* EXERCISE *
Below are records; count the lines that contain "then" and give only the total.

(Data items)
___

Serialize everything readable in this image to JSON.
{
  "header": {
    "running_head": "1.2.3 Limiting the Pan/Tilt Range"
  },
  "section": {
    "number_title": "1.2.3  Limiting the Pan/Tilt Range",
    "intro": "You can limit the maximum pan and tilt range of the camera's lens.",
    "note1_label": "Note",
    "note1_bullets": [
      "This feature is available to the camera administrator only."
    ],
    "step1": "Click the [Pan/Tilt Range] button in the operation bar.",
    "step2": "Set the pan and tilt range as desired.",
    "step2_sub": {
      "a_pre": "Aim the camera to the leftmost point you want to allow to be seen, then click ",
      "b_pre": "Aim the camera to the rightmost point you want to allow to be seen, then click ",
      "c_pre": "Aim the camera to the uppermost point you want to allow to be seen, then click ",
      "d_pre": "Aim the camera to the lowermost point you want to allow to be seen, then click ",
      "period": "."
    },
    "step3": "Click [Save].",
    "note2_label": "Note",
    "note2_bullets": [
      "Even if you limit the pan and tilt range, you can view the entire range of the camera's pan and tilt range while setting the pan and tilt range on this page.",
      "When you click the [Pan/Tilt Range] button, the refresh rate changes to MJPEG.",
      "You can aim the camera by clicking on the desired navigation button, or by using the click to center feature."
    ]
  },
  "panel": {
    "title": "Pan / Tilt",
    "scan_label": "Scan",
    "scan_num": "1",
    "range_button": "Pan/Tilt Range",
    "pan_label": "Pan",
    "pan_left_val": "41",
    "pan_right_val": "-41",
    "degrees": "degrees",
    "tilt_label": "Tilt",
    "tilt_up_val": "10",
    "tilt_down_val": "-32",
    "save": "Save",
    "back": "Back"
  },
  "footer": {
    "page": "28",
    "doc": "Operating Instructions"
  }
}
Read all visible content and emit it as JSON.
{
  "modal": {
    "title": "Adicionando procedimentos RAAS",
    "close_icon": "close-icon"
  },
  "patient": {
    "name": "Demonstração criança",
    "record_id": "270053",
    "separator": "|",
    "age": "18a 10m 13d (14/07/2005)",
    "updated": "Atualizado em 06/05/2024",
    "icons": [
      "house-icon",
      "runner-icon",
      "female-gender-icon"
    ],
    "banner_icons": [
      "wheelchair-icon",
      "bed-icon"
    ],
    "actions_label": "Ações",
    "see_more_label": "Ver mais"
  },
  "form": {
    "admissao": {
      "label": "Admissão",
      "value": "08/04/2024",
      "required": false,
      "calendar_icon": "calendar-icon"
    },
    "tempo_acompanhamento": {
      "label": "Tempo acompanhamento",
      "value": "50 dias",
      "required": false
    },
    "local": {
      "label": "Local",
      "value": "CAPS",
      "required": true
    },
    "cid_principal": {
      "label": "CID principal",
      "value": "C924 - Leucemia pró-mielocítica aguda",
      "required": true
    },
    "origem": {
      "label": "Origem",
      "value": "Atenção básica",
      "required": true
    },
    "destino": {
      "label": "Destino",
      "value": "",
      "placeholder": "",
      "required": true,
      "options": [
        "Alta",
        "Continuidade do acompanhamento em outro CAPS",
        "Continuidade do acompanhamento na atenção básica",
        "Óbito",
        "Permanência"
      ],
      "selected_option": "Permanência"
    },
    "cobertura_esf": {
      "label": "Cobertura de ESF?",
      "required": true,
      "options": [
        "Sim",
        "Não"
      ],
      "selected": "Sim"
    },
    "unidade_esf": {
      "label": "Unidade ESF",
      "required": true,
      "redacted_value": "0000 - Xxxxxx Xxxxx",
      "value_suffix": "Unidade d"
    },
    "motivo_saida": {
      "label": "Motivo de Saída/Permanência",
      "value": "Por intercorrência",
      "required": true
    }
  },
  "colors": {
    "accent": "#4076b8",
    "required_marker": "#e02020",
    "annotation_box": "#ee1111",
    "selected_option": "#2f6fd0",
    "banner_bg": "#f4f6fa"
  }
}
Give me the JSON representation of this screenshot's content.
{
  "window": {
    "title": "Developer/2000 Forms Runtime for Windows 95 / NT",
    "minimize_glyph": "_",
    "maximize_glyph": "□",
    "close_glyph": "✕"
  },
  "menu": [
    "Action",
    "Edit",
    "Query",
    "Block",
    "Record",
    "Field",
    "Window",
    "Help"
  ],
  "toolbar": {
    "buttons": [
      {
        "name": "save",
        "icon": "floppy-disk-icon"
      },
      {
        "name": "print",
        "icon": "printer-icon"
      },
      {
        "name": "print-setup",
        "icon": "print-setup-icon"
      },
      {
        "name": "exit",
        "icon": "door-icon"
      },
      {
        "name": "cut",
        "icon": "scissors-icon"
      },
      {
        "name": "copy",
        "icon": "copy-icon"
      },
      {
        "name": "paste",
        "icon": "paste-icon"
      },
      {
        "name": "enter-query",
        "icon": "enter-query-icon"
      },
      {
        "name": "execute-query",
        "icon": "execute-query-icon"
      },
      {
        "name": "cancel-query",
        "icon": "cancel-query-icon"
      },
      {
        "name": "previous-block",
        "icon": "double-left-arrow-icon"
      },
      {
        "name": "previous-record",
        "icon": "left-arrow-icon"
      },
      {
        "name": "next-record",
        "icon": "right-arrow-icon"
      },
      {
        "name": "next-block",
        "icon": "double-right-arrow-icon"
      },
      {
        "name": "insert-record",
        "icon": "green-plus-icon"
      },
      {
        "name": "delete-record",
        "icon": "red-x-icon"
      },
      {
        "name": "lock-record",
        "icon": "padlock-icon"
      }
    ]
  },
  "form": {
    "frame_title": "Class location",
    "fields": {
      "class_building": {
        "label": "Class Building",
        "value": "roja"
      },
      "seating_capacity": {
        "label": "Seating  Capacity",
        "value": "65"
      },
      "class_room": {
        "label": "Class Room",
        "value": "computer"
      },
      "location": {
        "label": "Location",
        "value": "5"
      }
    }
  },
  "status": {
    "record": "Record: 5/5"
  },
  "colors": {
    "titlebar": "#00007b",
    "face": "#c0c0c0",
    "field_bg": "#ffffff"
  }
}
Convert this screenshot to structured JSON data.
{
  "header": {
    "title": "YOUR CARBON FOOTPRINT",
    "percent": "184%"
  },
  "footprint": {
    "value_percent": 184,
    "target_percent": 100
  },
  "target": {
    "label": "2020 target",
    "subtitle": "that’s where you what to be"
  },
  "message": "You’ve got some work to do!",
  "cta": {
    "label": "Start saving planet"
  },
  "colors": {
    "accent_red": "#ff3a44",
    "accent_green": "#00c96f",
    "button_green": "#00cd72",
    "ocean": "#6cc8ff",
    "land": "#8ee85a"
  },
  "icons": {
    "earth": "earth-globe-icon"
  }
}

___

* ANSWER SPACE *
4